+32 32 0
Published 7 years ago by manix with 2 Comments

Join the Discussion

  • Auto Tier
  • All
  • 1
  • 2
  • 3
Post Comment
  • MrVelveteen

    From what I understand, the game review community is somewhat small and not impressively compensated. Game reviewers "win" prizes or go to paid for press events in exchange for positive reviews, and can be fairly vindictive in responding when claims of unethical behavior are leveled their way. In this article Jason asserts that the coverage of games is for the consumer, but when writers preemptively release 8/10 reviews for games that are essentially broken on release, I would say it is fairly clear that the coverage most serves the purposes of the game publishers and reporters.

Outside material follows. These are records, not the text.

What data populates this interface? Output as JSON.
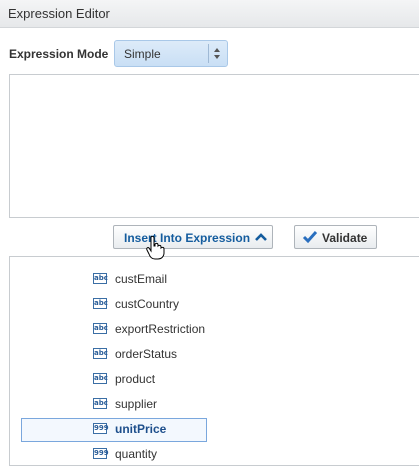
{
  "header": {
    "title": "Expression Editor"
  },
  "mode": {
    "label": "Expression Mode",
    "value": "Simple"
  },
  "expression": {
    "value": ""
  },
  "buttons": {
    "insert_label": "Insert Into Expression",
    "validate_label": "Validate"
  },
  "fields": [
    {
      "name": "custEmail",
      "type_icon": "abc"
    },
    {
      "name": "custCountry",
      "type_icon": "abc"
    },
    {
      "name": "exportRestriction",
      "type_icon": "abc"
    },
    {
      "name": "orderStatus",
      "type_icon": "abc"
    },
    {
      "name": "product",
      "type_icon": "abc"
    },
    {
      "name": "supplier",
      "type_icon": "abc"
    },
    {
      "name": "unitPrice",
      "type_icon": "999",
      "selected": true
    },
    {
      "name": "quantity",
      "type_icon": "999"
    }
  ]
}
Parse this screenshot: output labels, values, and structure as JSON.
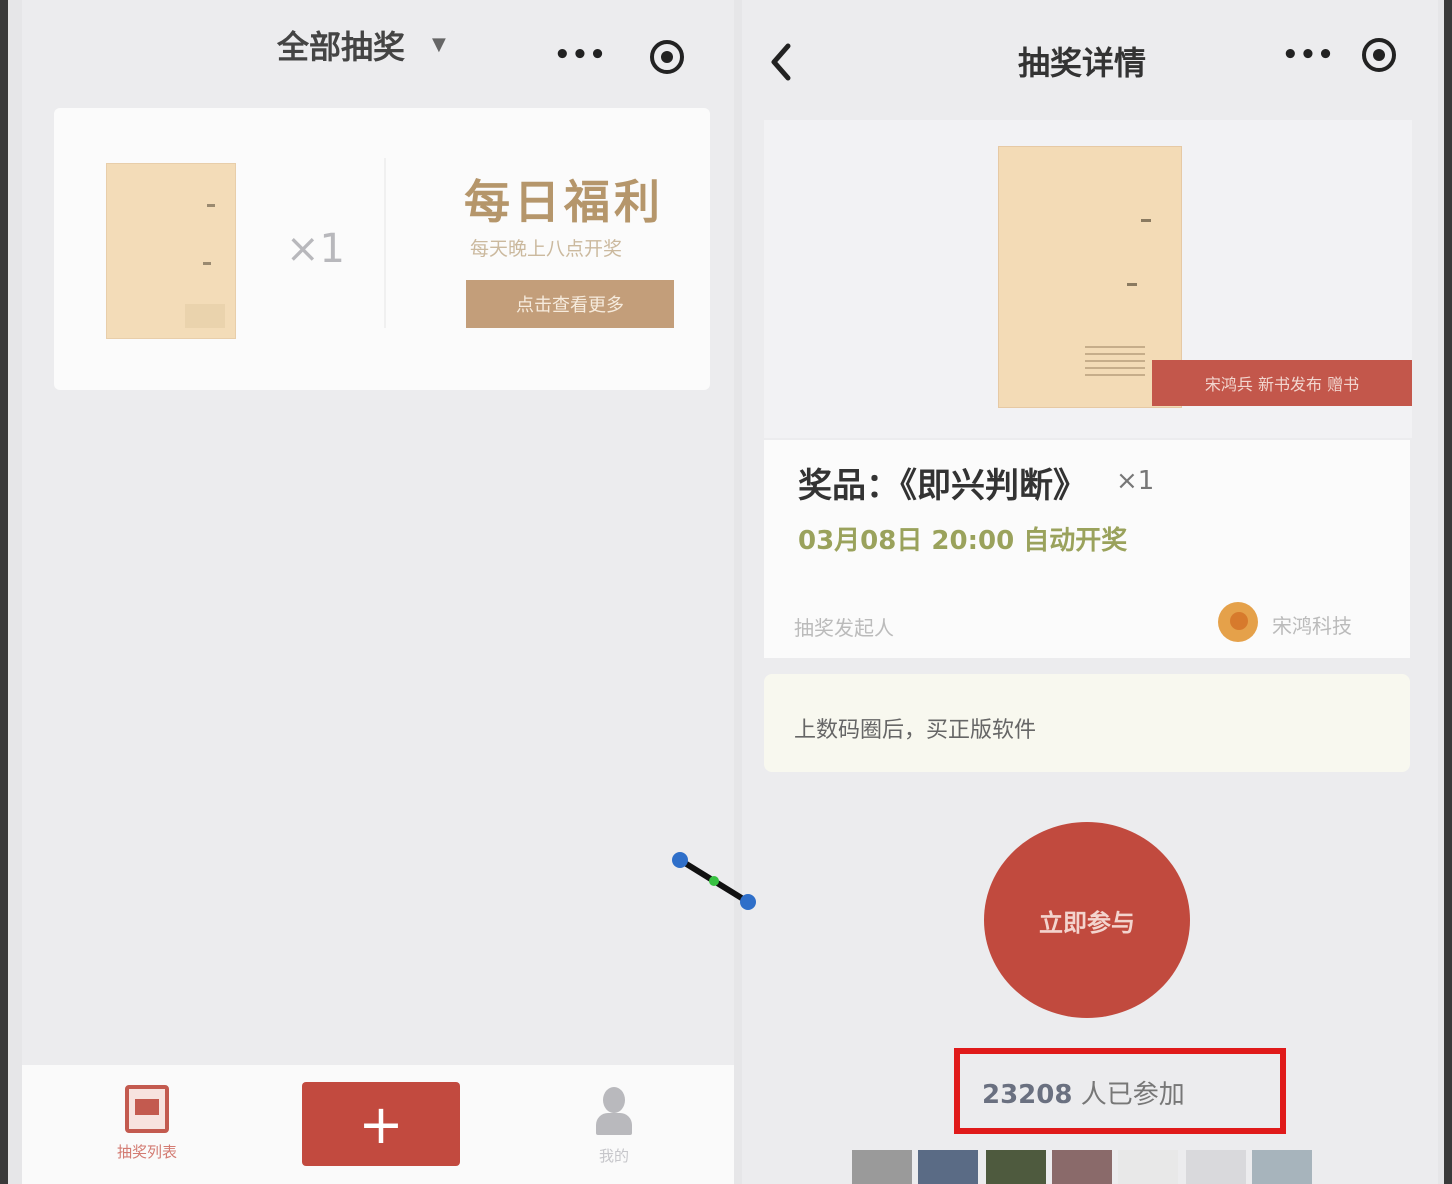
{
  "left_screen": {
    "nav": {
      "title": "全部抽奖",
      "caret": "▼",
      "menu_dots": "•••"
    },
    "promo": {
      "multiplier": "×1",
      "title": "每日福利",
      "subtitle": "每天晚上八点开奖",
      "button": "点击查看更多"
    },
    "tabbar": {
      "home_label": "抽奖列表",
      "add_label": "+",
      "me_label": "我的"
    },
    "accent_color": "#c24a3f"
  },
  "right_screen": {
    "nav": {
      "title": "抽奖详情",
      "menu_dots": "•••"
    },
    "prize_tag": "宋鸿兵 新书发布 赠书",
    "prize": {
      "name": "奖品：《即兴判断》",
      "qty": "×1",
      "draw_time": "03月08日 20:00 自动开奖"
    },
    "sponsor": {
      "label": "抽奖发起人",
      "name": "宋鸿科技"
    },
    "notice": "上数码圈后，买正版软件",
    "join_button": "立即参与",
    "participants": {
      "count": "23208",
      "suffix": "人已参加"
    },
    "highlight_color": "#e01a1a",
    "accent_color": "#c14a3e"
  }
}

  • Zeus (edited 7 years ago)

    This is an old story, and ever time it comes up I am reminded of Roger Ebert's little book of rules:

    Be wary of freebies. The critic should ideally never accept round-trip first-class air transportation, a luxury hotel room, a limo to a screening and a buffet of chilled shrimp and cute little hamburgers in preparation for viewing a movie. If you go, your employer should pay for the trip. I understand some critics work for places that won't even pick up the cost of a movie ticket, and are so underpaid they have never tasted a chilled shrimp. Others work for themselves, an employer who is always going out of business. Yet they are ordered to produce a piece about Michael Cera's new film. I cut them some slack. Let them take the junket. They need the food. Also, I admire Michael Cera. But if they work for a place that is filthy rich, they should turn down freebies.

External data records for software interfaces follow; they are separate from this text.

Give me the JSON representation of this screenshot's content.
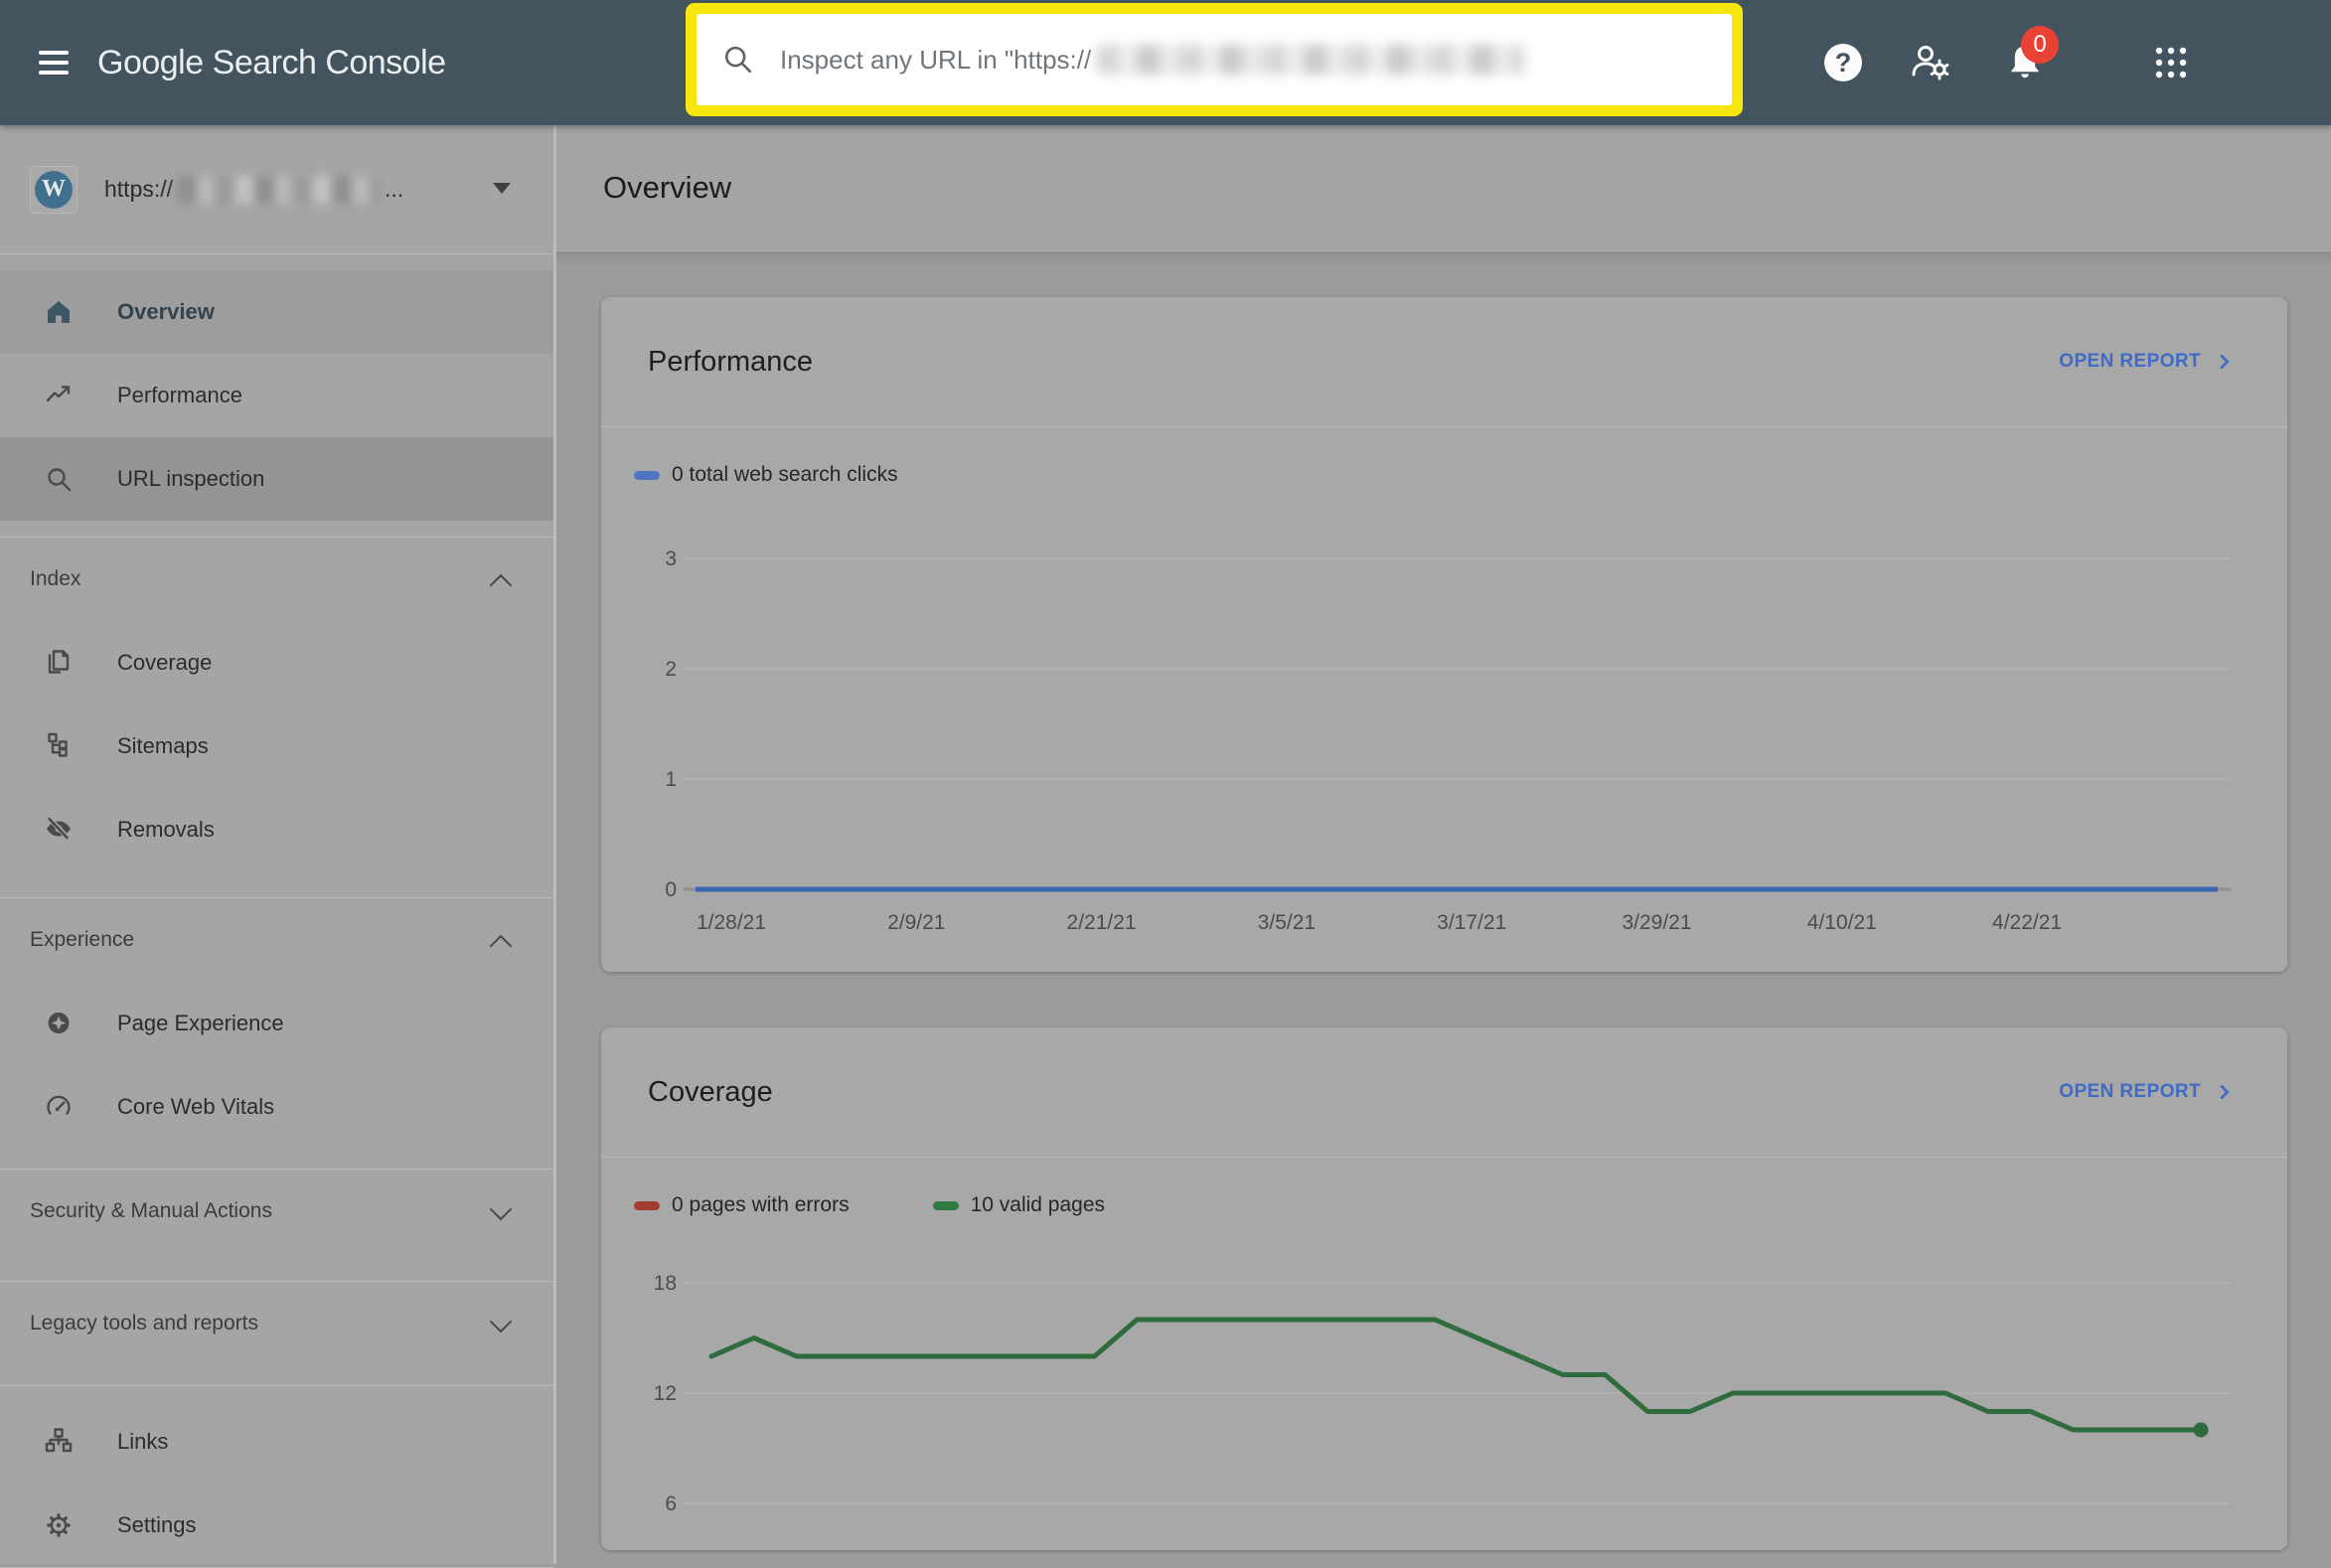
{
  "colors": {
    "topbar_bg": "#43545e",
    "highlight_yellow": "#f7e60d",
    "badge_red": "#e94235",
    "link_blue": "#3e6bc6",
    "legend_blue": "#4e74c4",
    "line_blue": "#3c63b0",
    "legend_red": "#a43c31",
    "legend_green": "#2e7a42",
    "line_green": "#2e6b3d"
  },
  "topbar": {
    "logo_google": "Google",
    "logo_product": "Search Console",
    "search_placeholder": "Inspect any URL in \"https://",
    "notification_badge": "0"
  },
  "sidebar": {
    "property": {
      "url_prefix": "https://",
      "url_suffix": "...",
      "icon": "wordpress",
      "wp_monogram": "W"
    },
    "sections": [
      {
        "items": [
          {
            "label": "Overview",
            "icon": "home",
            "state": "selected"
          },
          {
            "label": "Performance",
            "icon": "performance",
            "state": "normal"
          },
          {
            "label": "URL inspection",
            "icon": "url-inspection",
            "state": "highlighted"
          }
        ]
      },
      {
        "header": "Index",
        "expanded": true,
        "items": [
          {
            "label": "Coverage",
            "icon": "coverage",
            "state": "normal"
          },
          {
            "label": "Sitemaps",
            "icon": "sitemaps",
            "state": "normal"
          },
          {
            "label": "Removals",
            "icon": "removals",
            "state": "normal"
          }
        ]
      },
      {
        "header": "Experience",
        "expanded": true,
        "items": [
          {
            "label": "Page Experience",
            "icon": "page-experience",
            "state": "normal"
          },
          {
            "label": "Core Web Vitals",
            "icon": "core-web-vitals",
            "state": "normal"
          }
        ]
      },
      {
        "header": "Security & Manual Actions",
        "expanded": false,
        "items": []
      },
      {
        "header": "Legacy tools and reports",
        "expanded": false,
        "items": []
      },
      {
        "items": [
          {
            "label": "Links",
            "icon": "links",
            "state": "normal"
          },
          {
            "label": "Settings",
            "icon": "settings",
            "state": "normal"
          }
        ]
      }
    ]
  },
  "main": {
    "page_title": "Overview",
    "cards": [
      {
        "title": "Performance",
        "action": "OPEN REPORT",
        "legend": [
          {
            "label": "0 total web search clicks",
            "color_key": "legend_blue"
          }
        ]
      },
      {
        "title": "Coverage",
        "action": "OPEN REPORT",
        "legend": [
          {
            "label": "0 pages with errors",
            "color_key": "legend_red"
          },
          {
            "label": "10 valid pages",
            "color_key": "legend_green"
          }
        ]
      }
    ]
  },
  "chart_data": [
    {
      "type": "line",
      "title": "Performance: total web search clicks",
      "categories": [
        "1/28/21",
        "2/9/21",
        "2/21/21",
        "3/5/21",
        "3/17/21",
        "3/29/21",
        "4/10/21",
        "4/22/21"
      ],
      "series": [
        {
          "name": "0 total web search clicks",
          "color_key": "line_blue",
          "values": [
            0,
            0,
            0,
            0,
            0,
            0,
            0,
            0
          ]
        }
      ],
      "ylim": [
        0,
        3
      ],
      "yticks": [
        3,
        2,
        1,
        0
      ],
      "grid": true,
      "legend_position": "top-left"
    },
    {
      "type": "line",
      "title": "Coverage: indexed pages over time",
      "series": [
        {
          "name": "0 pages with errors",
          "color_key": "legend_red",
          "values": [
            0,
            0,
            0,
            0,
            0,
            0,
            0,
            0,
            0,
            0,
            0,
            0,
            0,
            0,
            0,
            0,
            0,
            0,
            0,
            0,
            0,
            0,
            0,
            0,
            0,
            0,
            0,
            0,
            0,
            0,
            0,
            0,
            0,
            0,
            0,
            0
          ]
        },
        {
          "name": "10 valid pages",
          "color_key": "line_green",
          "end_marker": "dot",
          "values": [
            14,
            15,
            14,
            14,
            14,
            14,
            14,
            14,
            14,
            14,
            16,
            16,
            16,
            16,
            16,
            16,
            16,
            16,
            15,
            14,
            13,
            13,
            11,
            11,
            12,
            12,
            12,
            12,
            12,
            12,
            11,
            11,
            10,
            10,
            10,
            10
          ]
        }
      ],
      "ylim": [
        0,
        18
      ],
      "yticks": [
        18,
        12,
        6
      ],
      "grid": true,
      "legend_position": "top-left"
    }
  ]
}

    The whole article is a great read, a real insight into the practical application of ethics, and also has some bits about rice cookers, because it's Roger Ebert, the man who wrote a cook book entirely about rice cookers.


Here are some other snaps you may like...